■ **What this task involves**
Please return every line in the entries below with the word "keenetic" in it.

■ **Input for this task**
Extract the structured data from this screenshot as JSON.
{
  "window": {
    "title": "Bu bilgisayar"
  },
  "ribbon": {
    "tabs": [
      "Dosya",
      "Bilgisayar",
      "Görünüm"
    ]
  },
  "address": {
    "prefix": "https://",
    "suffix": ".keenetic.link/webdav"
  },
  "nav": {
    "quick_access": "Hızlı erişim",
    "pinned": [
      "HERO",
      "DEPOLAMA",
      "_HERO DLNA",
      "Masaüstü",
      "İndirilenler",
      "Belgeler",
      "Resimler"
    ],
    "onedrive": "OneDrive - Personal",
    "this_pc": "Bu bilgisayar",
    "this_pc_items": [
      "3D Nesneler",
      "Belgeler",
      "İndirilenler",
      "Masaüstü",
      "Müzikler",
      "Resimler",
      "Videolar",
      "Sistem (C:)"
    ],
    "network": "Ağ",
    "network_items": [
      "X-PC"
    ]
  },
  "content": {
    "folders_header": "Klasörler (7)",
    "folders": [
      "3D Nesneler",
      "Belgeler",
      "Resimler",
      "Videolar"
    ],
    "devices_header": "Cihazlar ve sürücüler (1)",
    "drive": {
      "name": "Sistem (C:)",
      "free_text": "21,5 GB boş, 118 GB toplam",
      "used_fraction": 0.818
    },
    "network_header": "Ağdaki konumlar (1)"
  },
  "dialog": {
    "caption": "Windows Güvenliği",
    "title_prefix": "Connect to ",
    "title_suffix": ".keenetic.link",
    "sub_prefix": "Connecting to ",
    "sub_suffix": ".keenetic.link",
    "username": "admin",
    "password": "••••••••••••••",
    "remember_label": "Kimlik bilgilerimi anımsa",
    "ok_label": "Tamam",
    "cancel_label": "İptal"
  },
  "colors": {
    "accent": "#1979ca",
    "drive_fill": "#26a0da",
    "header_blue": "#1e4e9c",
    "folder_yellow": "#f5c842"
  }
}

■ **Solved problem**
    "suffix": ".keenetic.link/webdav"
    "title_suffix": ".keenetic.link",
    "sub_suffix": ".keenetic.link",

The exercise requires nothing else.